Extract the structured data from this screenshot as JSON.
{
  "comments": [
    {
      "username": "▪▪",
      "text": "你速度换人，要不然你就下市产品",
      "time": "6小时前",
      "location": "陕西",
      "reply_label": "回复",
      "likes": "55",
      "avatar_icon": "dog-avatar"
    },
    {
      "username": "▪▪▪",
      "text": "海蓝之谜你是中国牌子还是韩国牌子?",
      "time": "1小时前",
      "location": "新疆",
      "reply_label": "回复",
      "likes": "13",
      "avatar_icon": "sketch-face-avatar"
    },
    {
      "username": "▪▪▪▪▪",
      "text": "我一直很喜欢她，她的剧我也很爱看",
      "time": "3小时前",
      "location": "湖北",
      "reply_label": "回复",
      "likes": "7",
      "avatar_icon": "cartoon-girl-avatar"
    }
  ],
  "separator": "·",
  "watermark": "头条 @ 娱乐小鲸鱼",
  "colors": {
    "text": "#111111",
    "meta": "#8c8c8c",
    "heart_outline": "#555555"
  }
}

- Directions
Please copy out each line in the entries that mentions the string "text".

- Response area
      "text": "你速度换人，要不然你就下市产品",
      "text": "海蓝之谜你是中国牌子还是韩国牌子?",
      "text": "我一直很喜欢她，她的剧我也很爱看",
    "text": "#111111",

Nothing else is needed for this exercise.